Retype each entry below exactly as it stands.

(Dataset rows describing interfaces)
= = = = =
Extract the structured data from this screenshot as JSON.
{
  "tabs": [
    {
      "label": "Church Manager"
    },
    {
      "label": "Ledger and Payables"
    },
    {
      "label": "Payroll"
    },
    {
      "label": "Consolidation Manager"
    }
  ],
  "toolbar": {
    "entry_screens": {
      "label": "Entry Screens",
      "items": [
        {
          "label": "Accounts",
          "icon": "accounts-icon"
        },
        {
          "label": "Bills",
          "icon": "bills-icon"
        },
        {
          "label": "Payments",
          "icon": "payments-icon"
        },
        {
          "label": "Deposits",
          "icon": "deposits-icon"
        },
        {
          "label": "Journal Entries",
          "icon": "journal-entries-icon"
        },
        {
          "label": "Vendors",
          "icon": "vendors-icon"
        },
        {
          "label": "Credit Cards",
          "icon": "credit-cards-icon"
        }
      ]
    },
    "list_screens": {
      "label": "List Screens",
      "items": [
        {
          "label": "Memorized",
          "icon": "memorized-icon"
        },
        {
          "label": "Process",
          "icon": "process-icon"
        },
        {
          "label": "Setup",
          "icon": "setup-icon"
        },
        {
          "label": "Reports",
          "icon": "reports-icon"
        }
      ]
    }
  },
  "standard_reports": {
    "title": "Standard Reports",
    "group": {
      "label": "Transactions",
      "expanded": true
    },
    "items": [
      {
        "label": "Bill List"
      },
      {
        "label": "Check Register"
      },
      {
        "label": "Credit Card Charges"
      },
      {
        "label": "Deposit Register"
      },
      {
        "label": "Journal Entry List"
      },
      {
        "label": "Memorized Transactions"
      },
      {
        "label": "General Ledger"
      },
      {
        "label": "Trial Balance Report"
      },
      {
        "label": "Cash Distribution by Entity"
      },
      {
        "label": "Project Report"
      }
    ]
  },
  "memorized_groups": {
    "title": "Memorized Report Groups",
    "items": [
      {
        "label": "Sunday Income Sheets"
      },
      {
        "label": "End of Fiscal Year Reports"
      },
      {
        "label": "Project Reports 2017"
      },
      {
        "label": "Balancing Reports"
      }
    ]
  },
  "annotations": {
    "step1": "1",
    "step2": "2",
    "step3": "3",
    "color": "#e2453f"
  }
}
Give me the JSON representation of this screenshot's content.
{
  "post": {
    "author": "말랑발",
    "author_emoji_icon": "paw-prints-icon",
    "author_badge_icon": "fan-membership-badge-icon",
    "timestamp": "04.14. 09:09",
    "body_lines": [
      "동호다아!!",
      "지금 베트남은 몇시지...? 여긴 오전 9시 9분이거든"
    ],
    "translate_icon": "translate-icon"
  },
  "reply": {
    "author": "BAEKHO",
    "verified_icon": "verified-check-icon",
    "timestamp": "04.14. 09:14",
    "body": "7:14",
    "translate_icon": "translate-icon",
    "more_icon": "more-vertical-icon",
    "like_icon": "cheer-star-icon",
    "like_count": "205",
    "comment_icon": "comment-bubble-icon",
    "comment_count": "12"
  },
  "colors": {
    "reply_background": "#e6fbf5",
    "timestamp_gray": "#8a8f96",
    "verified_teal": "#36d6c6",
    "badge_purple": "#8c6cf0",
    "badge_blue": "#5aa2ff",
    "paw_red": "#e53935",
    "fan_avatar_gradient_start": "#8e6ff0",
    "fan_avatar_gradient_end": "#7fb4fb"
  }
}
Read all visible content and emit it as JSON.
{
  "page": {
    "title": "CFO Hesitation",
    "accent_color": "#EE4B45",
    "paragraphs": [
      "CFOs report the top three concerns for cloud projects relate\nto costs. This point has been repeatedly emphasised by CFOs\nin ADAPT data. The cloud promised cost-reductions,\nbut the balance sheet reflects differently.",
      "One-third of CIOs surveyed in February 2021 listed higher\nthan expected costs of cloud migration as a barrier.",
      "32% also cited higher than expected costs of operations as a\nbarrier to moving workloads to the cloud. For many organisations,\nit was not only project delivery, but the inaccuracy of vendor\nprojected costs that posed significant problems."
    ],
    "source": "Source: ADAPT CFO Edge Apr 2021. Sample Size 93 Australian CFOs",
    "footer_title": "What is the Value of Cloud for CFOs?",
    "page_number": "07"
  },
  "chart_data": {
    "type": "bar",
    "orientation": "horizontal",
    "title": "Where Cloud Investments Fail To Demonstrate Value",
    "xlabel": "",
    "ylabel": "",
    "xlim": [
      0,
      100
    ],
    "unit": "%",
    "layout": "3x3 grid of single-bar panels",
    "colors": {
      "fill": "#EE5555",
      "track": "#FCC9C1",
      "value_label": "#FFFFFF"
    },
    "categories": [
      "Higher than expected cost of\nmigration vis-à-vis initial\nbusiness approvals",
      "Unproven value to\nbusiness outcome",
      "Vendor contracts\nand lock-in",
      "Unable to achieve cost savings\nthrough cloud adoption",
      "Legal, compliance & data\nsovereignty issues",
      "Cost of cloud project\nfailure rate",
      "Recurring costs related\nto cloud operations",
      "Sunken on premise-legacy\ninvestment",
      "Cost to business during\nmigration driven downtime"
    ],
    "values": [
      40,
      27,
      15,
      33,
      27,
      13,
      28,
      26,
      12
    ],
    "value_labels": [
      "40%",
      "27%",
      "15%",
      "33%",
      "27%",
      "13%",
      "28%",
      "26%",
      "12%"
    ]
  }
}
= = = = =
*Result of the task*
Extract the structured data from this screenshot as JSON.
{
  "tabs": [
    {
      "label": "Church Manager"
    },
    {
      "label": "Ledger and Payables"
    },
    {
      "label": "Payroll"
    },
    {
      "label": "Consolidation Manager"
    }
  ],
  "toolbar": {
    "entry_screens": {
      "label": "Entry Screens",
      "items": [
        {
          "label": "Accounts",
          "icon": "accounts-icon"
        },
        {
          "label": "Bills",
          "icon": "bills-icon"
        },
        {
          "label": "Payments",
          "icon": "payments-icon"
        },
        {
          "label": "Deposits",
          "icon": "deposits-icon"
        },
        {
          "label": "Journal Entries",
          "icon": "journal-entries-icon"
        },
        {
          "label": "Vendors",
          "icon": "vendors-icon"
        },
        {
          "label": "Credit Cards",
          "icon": "credit-cards-icon"
        }
      ]
    },
    "list_screens": {
      "label": "List Screens",
      "items": [
        {
          "label": "Memorized",
          "icon": "memorized-icon"
        },
        {
          "label": "Process",
          "icon": "process-icon"
        },
        {
          "label": "Setup",
          "icon": "setup-icon"
        },
        {
          "label": "Reports",
          "icon": "reports-icon"
        }
      ]
    }
  },
  "standard_reports": {
    "title": "Standard Reports",
    "group": {
      "label": "Transactions",
      "expanded": true
    },
    "items": [
      {
        "label": "Bill List"
      },
      {
        "label": "Check Register"
      },
      {
        "label": "Credit Card Charges"
      },
      {
        "label": "Deposit Register"
      },
      {
        "label": "Journal Entry List"
      },
      {
        "label": "Memorized Transactions"
      },
      {
        "label": "General Ledger"
      },
      {
        "label": "Trial Balance Report"
      },
      {
        "label": "Cash Distribution by Entity"
      },
      {
        "label": "Project Report"
      }
    ]
  },
  "memorized_groups": {
    "title": "Memorized Report Groups",
    "items": [
      {
        "label": "Sunday Income Sheets"
      },
      {
        "label": "End of Fiscal Year Reports"
      },
      {
        "label": "Project Reports 2017"
      },
      {
        "label": "Balancing Reports"
      }
    ]
  },
  "annotations": {
    "step1": "1",
    "step2": "2",
    "step3": "3",
    "color": "#e2453f"
  }
}
Give me the JSON representation of this screenshot's content.
{
  "post": {
    "author": "말랑발",
    "author_emoji_icon": "paw-prints-icon",
    "author_badge_icon": "fan-membership-badge-icon",
    "timestamp": "04.14. 09:09",
    "body_lines": [
      "동호다아!!",
      "지금 베트남은 몇시지...? 여긴 오전 9시 9분이거든"
    ],
    "translate_icon": "translate-icon"
  },
  "reply": {
    "author": "BAEKHO",
    "verified_icon": "verified-check-icon",
    "timestamp": "04.14. 09:14",
    "body": "7:14",
    "translate_icon": "translate-icon",
    "more_icon": "more-vertical-icon",
    "like_icon": "cheer-star-icon",
    "like_count": "205",
    "comment_icon": "comment-bubble-icon",
    "comment_count": "12"
  },
  "colors": {
    "reply_background": "#e6fbf5",
    "timestamp_gray": "#8a8f96",
    "verified_teal": "#36d6c6",
    "badge_purple": "#8c6cf0",
    "badge_blue": "#5aa2ff",
    "paw_red": "#e53935",
    "fan_avatar_gradient_start": "#8e6ff0",
    "fan_avatar_gradient_end": "#7fb4fb"
  }
}
Read all visible content and emit it as JSON.
{
  "page": {
    "title": "CFO Hesitation",
    "accent_color": "#EE4B45",
    "paragraphs": [
      "CFOs report the top three concerns for cloud projects relate\nto costs. This point has been repeatedly emphasised by CFOs\nin ADAPT data. The cloud promised cost-reductions,\nbut the balance sheet reflects differently.",
      "One-third of CIOs surveyed in February 2021 listed higher\nthan expected costs of cloud migration as a barrier.",
      "32% also cited higher than expected costs of operations as a\nbarrier to moving workloads to the cloud. For many organisations,\nit was not only project delivery, but the inaccuracy of vendor\nprojected costs that posed significant problems."
    ],
    "source": "Source: ADAPT CFO Edge Apr 2021. Sample Size 93 Australian CFOs",
    "footer_title": "What is the Value of Cloud for CFOs?",
    "page_number": "07"
  },
  "chart_data": {
    "type": "bar",
    "orientation": "horizontal",
    "title": "Where Cloud Investments Fail To Demonstrate Value",
    "xlabel": "",
    "ylabel": "",
    "xlim": [
      0,
      100
    ],
    "unit": "%",
    "layout": "3x3 grid of single-bar panels",
    "colors": {
      "fill": "#EE5555",
      "track": "#FCC9C1",
      "value_label": "#FFFFFF"
    },
    "categories": [
      "Higher than expected cost of\nmigration vis-à-vis initial\nbusiness approvals",
      "Unproven value to\nbusiness outcome",
      "Vendor contracts\nand lock-in",
      "Unable to achieve cost savings\nthrough cloud adoption",
      "Legal, compliance & data\nsovereignty issues",
      "Cost of cloud project\nfailure rate",
      "Recurring costs related\nto cloud operations",
      "Sunken on premise-legacy\ninvestment",
      "Cost to business during\nmigration driven downtime"
    ],
    "values": [
      40,
      27,
      15,
      33,
      27,
      13,
      28,
      26,
      12
    ],
    "value_labels": [
      "40%",
      "27%",
      "15%",
      "33%",
      "27%",
      "13%",
      "28%",
      "26%",
      "12%"
    ]
  }
}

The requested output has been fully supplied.